Q: For some reason, Dog Parkist, I can remember the name of every dog I meet at Dog Park, but for the life of me, I can barely remember the people's names. What is wrong with me? Is there a trick you can share with your readers?
—Nameless in Austin

A: Dear—I'm sorry—Nameless was it?—I share your embarrassment. How uncomfortable is it to realize that you have just spent 20 minutes sharing intimate life details and personal problems with a person whose name you can't remember. You stare at the reflection of yourself in his dark sunglasses. How puny you look! You are so distracted that now you can't even remember your own name. What do you do? You pat the person's dog on the head and then excuse yourself to pick up poop. Later that night, as you drift off to sleep, the name Esme or Dwight or Raymond or Alice hovers above the dark, elastic surface of your mind, like a dragon fly fluttering over a tranquil pond. It disappears in a flash of green and gold, only to be devoured by an unseen but portly frog. You will never see the dragon fly or remember the name again. Alas. 

But, my dear, it doesn't matter. After all, who is the one likely to be running in the parking lot or chasing the garbage man or charging into the creek after a coyote—Frankie or Muzzy or Bailey or Scooter or Joey or Teddy or Max— or that dog's owner, whose name escapes me at the moment? Really, why do you even need to know the owners' names? We are a pretty civilized bunch. Are the people likely to roll in poo? Hump strangers? Jump up on other people's cars to get at the doughnuts? Stick their paws in other people's water supplies? Generally, no. So don't worry about the names. 

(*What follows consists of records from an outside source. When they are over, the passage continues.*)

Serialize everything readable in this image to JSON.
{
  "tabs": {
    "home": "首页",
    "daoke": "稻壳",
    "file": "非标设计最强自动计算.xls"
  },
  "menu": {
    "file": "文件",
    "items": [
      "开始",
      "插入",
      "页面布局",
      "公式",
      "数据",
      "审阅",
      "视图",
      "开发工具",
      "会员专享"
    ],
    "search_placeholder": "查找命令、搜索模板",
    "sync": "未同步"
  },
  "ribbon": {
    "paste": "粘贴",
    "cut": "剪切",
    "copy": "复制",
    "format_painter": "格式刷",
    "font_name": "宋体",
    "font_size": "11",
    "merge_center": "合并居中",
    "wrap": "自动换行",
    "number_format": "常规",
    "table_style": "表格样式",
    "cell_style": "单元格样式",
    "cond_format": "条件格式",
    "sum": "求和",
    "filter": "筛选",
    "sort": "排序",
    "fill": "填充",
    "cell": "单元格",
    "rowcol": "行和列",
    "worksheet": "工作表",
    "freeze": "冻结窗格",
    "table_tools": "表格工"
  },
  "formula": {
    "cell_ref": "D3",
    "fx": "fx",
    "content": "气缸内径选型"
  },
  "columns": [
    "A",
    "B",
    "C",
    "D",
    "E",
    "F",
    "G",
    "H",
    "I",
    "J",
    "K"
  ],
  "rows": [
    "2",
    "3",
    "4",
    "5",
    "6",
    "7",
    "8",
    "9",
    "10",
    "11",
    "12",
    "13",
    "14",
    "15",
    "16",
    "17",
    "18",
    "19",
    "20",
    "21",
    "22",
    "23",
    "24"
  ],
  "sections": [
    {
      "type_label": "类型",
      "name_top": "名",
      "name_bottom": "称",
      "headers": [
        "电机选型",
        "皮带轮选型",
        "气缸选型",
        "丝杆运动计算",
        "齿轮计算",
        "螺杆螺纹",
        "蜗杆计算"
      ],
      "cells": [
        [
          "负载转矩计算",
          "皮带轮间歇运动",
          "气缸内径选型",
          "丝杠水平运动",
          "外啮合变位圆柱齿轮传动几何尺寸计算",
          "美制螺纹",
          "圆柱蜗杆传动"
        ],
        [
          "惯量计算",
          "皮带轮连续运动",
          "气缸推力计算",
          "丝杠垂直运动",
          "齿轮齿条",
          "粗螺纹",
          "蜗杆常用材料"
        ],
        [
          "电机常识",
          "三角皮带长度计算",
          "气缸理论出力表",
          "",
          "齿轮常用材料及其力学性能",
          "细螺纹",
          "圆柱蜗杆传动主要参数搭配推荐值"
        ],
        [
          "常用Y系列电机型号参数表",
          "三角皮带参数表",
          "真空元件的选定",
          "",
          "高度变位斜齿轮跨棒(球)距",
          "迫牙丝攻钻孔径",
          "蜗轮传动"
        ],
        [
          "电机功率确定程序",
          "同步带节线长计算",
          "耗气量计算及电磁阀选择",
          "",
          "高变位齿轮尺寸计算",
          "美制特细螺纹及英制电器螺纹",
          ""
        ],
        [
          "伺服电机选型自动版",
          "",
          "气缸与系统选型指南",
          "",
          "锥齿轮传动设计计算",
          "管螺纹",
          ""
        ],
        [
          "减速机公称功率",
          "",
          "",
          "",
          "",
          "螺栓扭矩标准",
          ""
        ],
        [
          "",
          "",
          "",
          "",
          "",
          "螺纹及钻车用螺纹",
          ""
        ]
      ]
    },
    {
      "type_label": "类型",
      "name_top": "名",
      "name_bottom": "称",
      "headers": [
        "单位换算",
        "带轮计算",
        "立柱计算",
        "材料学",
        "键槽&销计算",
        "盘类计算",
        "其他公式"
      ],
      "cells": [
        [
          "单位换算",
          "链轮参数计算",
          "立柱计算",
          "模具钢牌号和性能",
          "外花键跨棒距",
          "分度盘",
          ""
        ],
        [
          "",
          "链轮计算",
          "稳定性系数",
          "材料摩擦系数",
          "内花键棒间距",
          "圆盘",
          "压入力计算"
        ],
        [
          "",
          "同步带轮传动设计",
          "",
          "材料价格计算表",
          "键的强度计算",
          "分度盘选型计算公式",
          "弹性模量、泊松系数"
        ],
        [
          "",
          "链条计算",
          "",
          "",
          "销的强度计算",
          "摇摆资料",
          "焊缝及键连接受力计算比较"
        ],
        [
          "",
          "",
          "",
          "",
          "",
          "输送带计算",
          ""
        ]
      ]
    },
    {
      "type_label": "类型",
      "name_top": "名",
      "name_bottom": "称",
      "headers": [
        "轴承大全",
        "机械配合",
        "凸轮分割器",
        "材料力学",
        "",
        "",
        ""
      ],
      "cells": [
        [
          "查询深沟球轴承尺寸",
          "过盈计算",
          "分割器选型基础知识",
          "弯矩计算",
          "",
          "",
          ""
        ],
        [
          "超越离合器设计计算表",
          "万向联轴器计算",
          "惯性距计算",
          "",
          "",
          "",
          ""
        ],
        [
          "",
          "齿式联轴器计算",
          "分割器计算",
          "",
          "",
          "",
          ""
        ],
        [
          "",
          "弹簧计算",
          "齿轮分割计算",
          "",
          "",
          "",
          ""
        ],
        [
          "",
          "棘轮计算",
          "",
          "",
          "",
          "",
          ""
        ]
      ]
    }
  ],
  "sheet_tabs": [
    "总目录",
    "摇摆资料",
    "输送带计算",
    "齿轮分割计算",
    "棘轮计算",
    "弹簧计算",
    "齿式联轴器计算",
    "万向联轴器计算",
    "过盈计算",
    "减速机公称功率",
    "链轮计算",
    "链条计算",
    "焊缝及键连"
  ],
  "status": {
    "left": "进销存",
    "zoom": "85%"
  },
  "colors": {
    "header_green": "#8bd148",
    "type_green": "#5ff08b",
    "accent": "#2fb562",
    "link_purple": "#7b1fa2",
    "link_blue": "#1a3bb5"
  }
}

But, since you asked, here are some tips. 
  • Just call the person by the dog's name. Example, "Hey, Wilson's mom! He's rolling in something gross!" 
  • If you insist on using a name, try this formula. For women, use one or more of these names: Laura, Sarah, or Kathy. Those three names cover most of us. For men, try Mike, Dave, or Doug. There's a million of them. 
  • If you don't recognize either the person or the dog, why even bother with civilities? Use colorful descriptors that match the person's offending behavior. Example: "Hey, jerkface! Get off the effing phone and call your dog!" Warning: This solution may induce a situation in which you will probably have to learn the person's name in an unforgettable manner. 
Thanks for writing!